**Task instructions:** The expected answer comprises all lines from the entries that contain the string "data".

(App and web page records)
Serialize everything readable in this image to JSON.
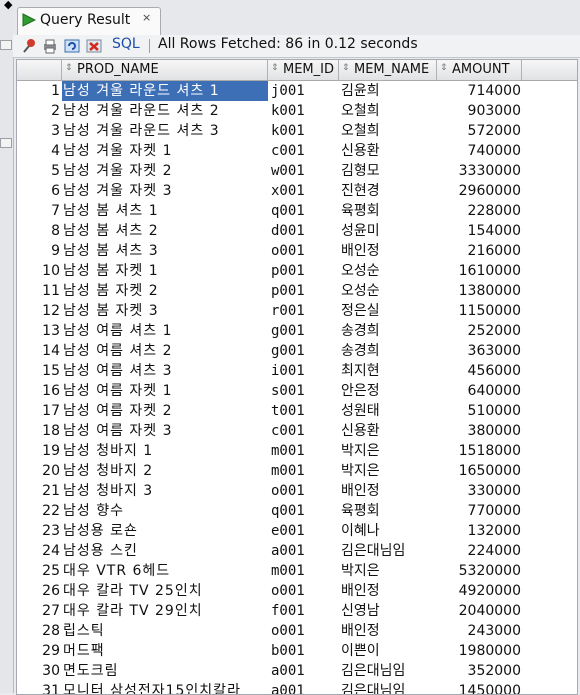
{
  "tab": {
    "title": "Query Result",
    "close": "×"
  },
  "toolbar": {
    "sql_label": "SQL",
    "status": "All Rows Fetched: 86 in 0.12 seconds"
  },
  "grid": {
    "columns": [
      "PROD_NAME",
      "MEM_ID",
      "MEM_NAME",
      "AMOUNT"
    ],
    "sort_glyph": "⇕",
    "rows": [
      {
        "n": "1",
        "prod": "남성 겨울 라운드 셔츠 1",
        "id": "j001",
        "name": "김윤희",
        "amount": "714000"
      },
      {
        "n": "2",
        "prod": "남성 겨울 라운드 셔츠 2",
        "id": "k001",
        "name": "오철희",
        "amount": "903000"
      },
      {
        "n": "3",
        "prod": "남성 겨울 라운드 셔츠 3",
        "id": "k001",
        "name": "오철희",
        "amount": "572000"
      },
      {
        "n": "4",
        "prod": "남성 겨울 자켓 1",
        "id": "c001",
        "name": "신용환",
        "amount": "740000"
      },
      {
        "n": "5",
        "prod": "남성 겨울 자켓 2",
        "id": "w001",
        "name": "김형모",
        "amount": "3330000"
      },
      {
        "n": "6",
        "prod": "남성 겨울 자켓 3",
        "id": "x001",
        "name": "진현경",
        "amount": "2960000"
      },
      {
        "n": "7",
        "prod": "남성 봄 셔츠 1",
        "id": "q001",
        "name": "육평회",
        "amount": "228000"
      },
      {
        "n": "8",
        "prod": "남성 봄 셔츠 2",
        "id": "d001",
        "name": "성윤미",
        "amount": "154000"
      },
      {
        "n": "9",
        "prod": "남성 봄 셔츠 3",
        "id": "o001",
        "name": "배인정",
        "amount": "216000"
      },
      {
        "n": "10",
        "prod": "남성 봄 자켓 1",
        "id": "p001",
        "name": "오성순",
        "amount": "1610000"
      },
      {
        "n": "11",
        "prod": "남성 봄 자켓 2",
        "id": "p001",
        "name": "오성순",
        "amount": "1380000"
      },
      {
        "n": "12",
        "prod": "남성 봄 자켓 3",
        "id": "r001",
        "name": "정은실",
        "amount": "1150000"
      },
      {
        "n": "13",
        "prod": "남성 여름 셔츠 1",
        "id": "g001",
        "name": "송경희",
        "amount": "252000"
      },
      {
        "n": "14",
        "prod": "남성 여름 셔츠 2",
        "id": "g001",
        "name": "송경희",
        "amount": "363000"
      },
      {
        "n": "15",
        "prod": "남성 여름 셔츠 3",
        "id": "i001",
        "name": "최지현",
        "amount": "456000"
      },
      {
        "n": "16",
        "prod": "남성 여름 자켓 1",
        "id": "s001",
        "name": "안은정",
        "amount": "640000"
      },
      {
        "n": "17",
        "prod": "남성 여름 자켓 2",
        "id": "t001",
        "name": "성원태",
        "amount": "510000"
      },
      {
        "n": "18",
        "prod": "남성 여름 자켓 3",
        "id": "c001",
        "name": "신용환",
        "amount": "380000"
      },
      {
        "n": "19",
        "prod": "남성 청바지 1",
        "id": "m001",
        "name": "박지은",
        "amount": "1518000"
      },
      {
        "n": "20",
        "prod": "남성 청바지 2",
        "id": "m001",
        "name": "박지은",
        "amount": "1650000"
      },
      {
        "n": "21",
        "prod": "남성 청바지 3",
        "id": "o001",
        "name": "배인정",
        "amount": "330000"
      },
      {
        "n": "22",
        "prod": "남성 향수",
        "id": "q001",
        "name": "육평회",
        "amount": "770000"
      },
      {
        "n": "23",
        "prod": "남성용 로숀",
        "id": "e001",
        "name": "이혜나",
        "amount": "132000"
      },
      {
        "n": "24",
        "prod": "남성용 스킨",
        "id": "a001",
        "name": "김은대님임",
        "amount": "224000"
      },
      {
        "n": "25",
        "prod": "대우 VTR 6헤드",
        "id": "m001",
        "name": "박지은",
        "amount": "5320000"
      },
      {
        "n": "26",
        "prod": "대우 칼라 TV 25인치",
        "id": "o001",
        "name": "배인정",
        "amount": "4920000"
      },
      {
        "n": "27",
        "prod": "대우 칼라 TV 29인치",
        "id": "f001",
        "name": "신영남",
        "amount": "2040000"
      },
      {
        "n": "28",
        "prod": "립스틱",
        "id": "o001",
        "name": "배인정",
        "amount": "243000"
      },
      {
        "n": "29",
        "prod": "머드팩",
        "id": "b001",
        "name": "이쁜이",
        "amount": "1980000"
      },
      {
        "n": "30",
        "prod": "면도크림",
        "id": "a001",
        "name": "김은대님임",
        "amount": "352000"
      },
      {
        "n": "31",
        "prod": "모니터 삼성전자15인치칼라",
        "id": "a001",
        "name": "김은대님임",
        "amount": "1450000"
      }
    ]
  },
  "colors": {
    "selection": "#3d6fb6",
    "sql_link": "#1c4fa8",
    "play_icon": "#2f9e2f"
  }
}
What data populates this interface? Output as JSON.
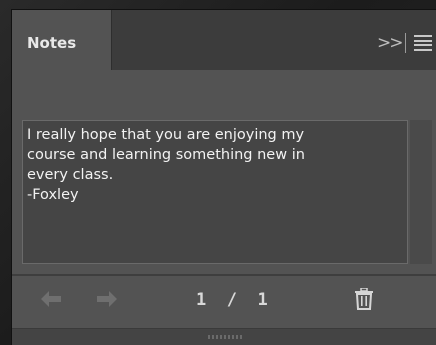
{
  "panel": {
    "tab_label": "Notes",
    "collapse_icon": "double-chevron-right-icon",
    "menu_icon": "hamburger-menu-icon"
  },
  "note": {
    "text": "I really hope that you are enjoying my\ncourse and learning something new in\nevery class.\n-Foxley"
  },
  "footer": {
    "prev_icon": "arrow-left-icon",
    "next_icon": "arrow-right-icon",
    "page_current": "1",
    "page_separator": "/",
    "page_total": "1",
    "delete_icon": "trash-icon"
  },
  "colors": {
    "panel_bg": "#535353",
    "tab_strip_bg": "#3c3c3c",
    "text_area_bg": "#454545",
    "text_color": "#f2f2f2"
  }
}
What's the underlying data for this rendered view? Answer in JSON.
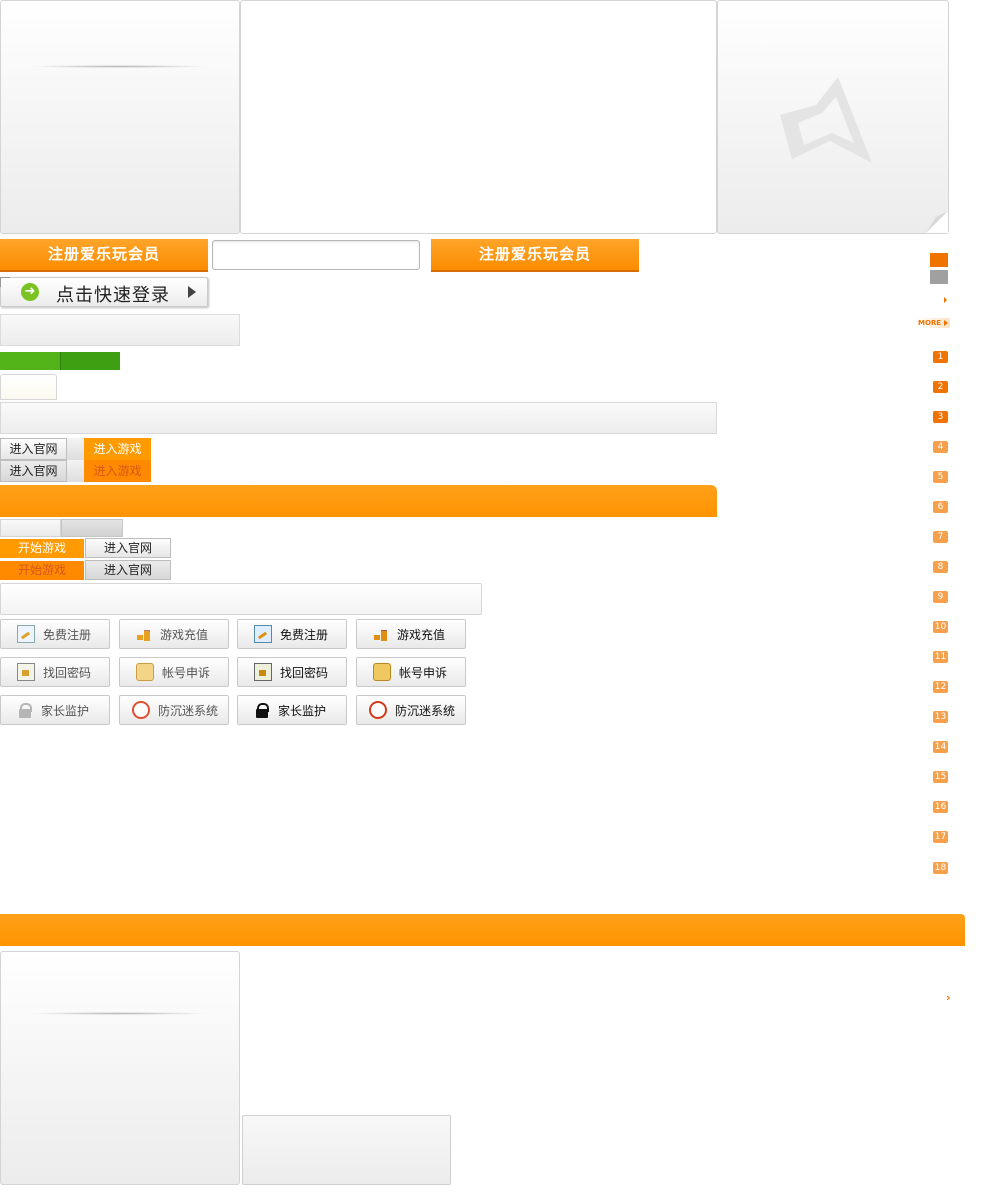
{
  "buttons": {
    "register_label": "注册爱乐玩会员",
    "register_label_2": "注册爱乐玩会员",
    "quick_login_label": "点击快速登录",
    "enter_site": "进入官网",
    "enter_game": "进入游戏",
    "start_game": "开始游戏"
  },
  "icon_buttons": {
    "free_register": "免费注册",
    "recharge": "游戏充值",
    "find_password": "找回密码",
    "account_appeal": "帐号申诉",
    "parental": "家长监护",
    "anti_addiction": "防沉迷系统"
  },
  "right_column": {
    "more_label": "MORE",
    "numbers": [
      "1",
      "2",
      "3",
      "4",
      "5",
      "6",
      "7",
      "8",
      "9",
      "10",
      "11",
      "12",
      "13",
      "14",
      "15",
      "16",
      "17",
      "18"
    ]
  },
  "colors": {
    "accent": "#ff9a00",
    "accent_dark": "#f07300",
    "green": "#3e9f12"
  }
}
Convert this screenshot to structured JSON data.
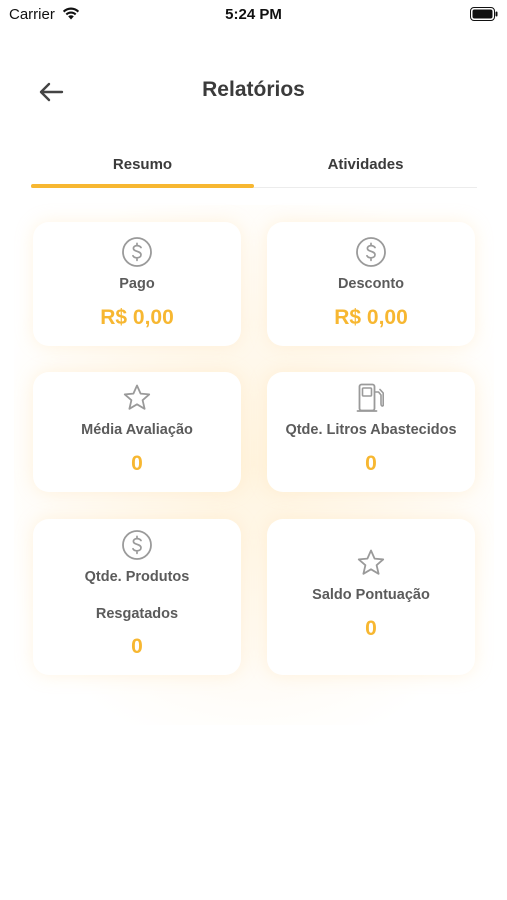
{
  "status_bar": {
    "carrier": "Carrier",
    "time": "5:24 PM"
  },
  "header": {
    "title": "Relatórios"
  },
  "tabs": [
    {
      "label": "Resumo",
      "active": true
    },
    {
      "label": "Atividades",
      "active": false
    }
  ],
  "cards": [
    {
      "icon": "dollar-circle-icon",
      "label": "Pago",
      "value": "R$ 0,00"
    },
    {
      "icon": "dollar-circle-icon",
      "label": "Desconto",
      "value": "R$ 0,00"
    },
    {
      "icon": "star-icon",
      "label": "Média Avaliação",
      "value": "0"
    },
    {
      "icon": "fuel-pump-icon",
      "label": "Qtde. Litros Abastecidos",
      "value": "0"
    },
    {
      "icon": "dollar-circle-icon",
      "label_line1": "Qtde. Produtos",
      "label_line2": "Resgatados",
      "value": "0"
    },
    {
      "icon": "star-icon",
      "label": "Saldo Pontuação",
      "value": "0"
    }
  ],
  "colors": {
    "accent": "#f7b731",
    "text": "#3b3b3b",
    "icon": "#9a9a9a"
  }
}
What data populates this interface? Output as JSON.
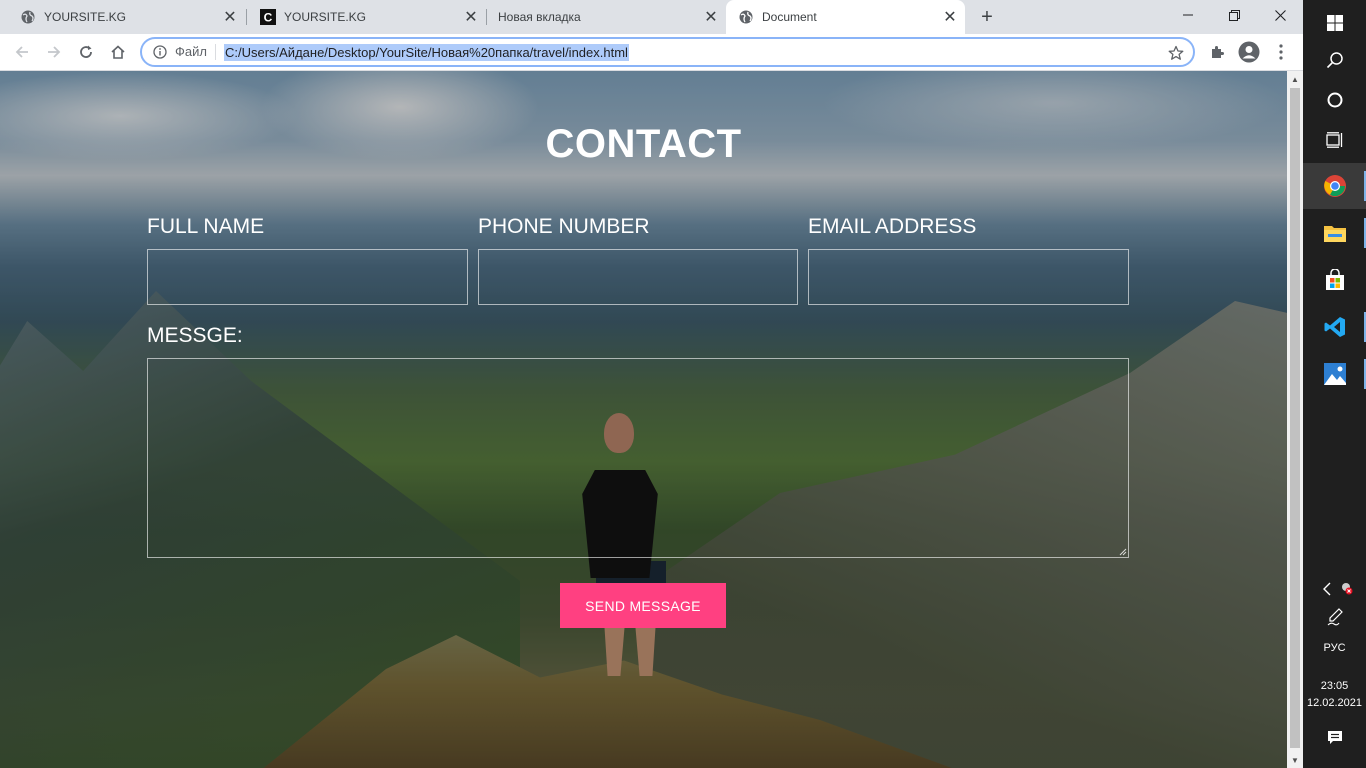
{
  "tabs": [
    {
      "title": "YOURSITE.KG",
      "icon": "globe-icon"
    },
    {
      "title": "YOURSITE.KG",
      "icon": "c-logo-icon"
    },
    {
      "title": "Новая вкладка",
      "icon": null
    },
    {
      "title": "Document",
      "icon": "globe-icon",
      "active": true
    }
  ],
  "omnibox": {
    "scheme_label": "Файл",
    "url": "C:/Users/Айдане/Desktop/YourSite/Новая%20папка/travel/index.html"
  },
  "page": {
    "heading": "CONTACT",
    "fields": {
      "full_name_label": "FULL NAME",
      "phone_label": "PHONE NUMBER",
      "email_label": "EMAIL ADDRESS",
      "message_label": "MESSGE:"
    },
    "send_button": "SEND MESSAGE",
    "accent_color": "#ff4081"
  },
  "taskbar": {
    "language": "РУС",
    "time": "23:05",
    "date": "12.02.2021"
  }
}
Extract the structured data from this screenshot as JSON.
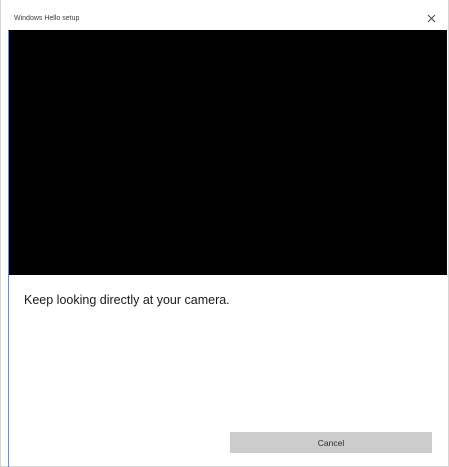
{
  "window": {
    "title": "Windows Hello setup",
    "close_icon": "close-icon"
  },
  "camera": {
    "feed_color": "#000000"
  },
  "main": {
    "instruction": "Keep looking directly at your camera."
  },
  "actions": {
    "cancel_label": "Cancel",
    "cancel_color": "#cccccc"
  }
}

**Response to the task:**
What data populates this interface? Output as JSON.
What's the underlying data for this rendered view? Answer in JSON.
Convert this screenshot to structured JSON data.
What data populates this interface? Output as JSON.
Extract the structured data from this screenshot as JSON.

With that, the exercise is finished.